** Exercise **
Could you copy every line of the data that contains "icon"?

** Data extract **
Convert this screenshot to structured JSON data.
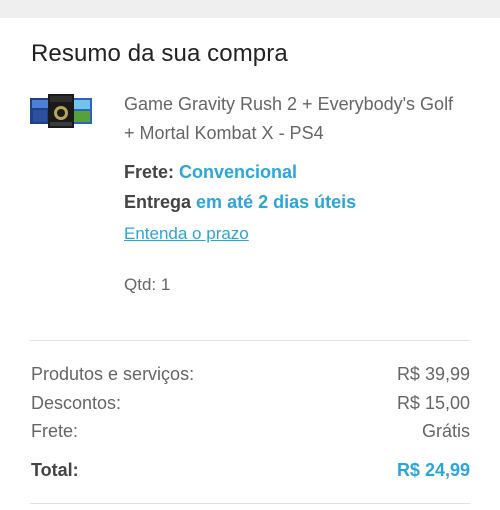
{
  "summary": {
    "title": "Resumo da sua compra",
    "product": {
      "name": "Game Gravity Rush 2 + Everybody's Golf + Mortal Kombat X  - PS4",
      "image_icon": "product-bundle-thumbnail-icon"
    },
    "shipping": {
      "label": "Frete:",
      "method": "Convencional"
    },
    "delivery": {
      "label": "Entrega",
      "time": "em até 2 dias úteis"
    },
    "deadline_link": "Entenda o prazo",
    "quantity": "Qtd: 1"
  },
  "totals": {
    "products_label": "Produtos e serviços:",
    "products_value": "R$ 39,99",
    "discounts_label": "Descontos:",
    "discounts_value": "R$ 15,00",
    "shipping_label": "Frete:",
    "shipping_value": "Grátis",
    "total_label": "Total:",
    "total_value": "R$ 24,99"
  },
  "colors": {
    "accent": "#2aa6dd",
    "background_strip": "#efefef",
    "divider": "#e2e2e2"
  }
}
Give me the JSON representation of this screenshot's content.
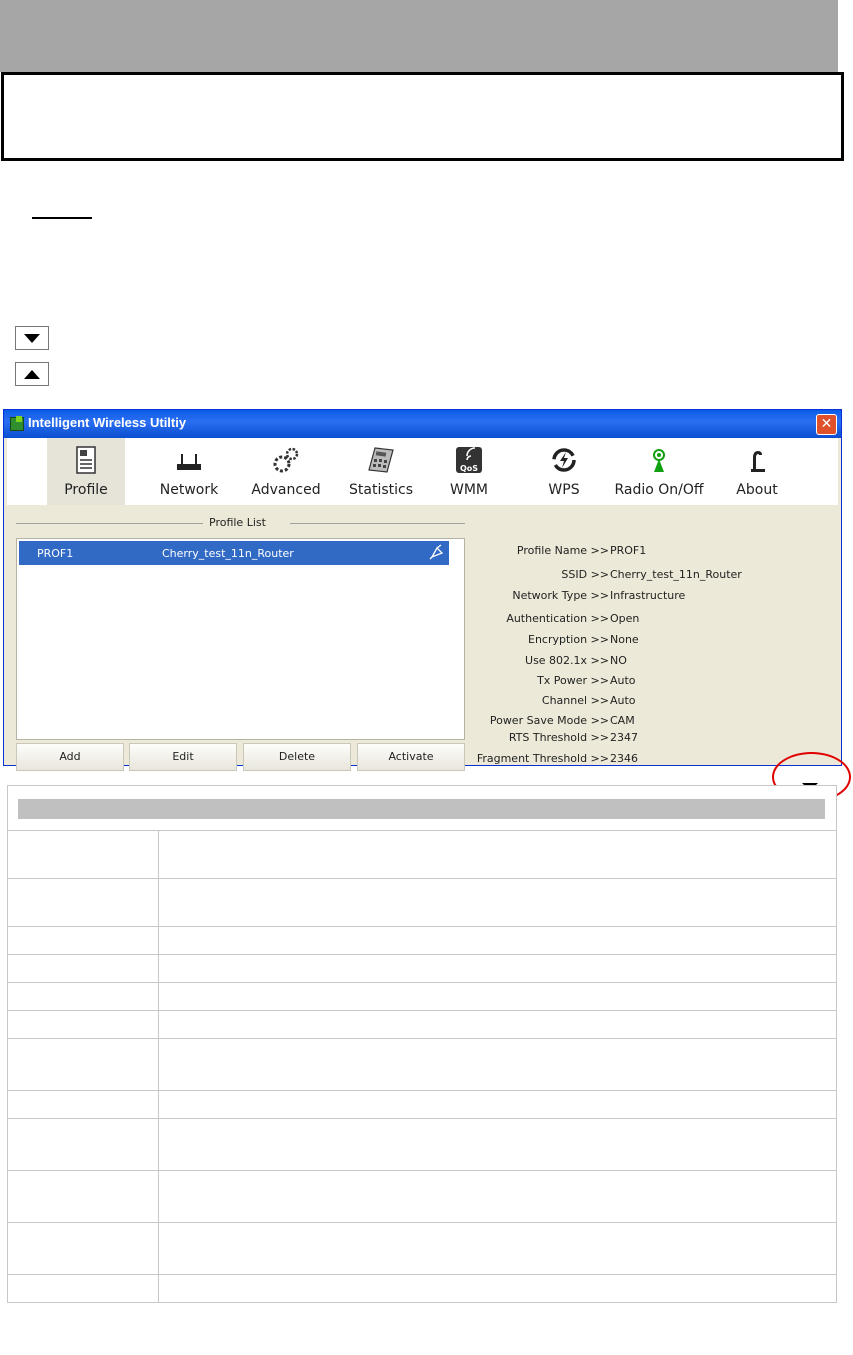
{
  "window": {
    "title": "Intelligent Wireless Utiltiy",
    "close_glyph": "✕"
  },
  "toolbar": {
    "items": [
      {
        "label": "Profile",
        "icon": "profile-icon",
        "selected": true
      },
      {
        "label": "Network",
        "icon": "network-icon",
        "selected": false
      },
      {
        "label": "Advanced",
        "icon": "advanced-icon",
        "selected": false
      },
      {
        "label": "Statistics",
        "icon": "statistics-icon",
        "selected": false
      },
      {
        "label": "WMM",
        "icon": "wmm-icon",
        "selected": false
      },
      {
        "label": "WPS",
        "icon": "wps-icon",
        "selected": false
      },
      {
        "label": "Radio On/Off",
        "icon": "radio-icon",
        "selected": false
      },
      {
        "label": "About",
        "icon": "about-icon",
        "selected": false
      }
    ]
  },
  "profile_list": {
    "title": "Profile List",
    "rows": [
      {
        "name": "PROF1",
        "ssid": "Cherry_test_11n_Router",
        "active": true
      }
    ]
  },
  "buttons": {
    "add": "Add",
    "edit": "Edit",
    "delete": "Delete",
    "activate": "Activate"
  },
  "details": [
    {
      "label": "Profile Name >> ",
      "value": "PROF1"
    },
    {
      "label": "SSID >> ",
      "value": "Cherry_test_11n_Router"
    },
    {
      "label": "Network Type >> ",
      "value": "Infrastructure"
    },
    {
      "label": "Authentication >> ",
      "value": "Open"
    },
    {
      "label": "Encryption >> ",
      "value": "None"
    },
    {
      "label": "Use 802.1x >> ",
      "value": "NO"
    },
    {
      "label": "Tx Power >> ",
      "value": "Auto"
    },
    {
      "label": "Channel >> ",
      "value": "Auto"
    },
    {
      "label": "Power Save Mode >> ",
      "value": "CAM"
    },
    {
      "label": "RTS Threshold >> ",
      "value": "2347"
    },
    {
      "label": "Fragment Threshold >> ",
      "value": "2346"
    }
  ],
  "colors": {
    "selection": "#316ac5",
    "window_bg": "#ece9d8",
    "highlight_circle": "#e00000"
  }
}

** Answer area **
      "image_icon": "product-bundle-thumbnail-icon"
        "icon": "profile-icon",
        "icon": "network-icon",
        "icon": "advanced-icon",
        "icon": "statistics-icon",
        "icon": "wmm-icon",
        "icon": "wps-icon",
        "icon": "radio-icon",
        "icon": "about-icon",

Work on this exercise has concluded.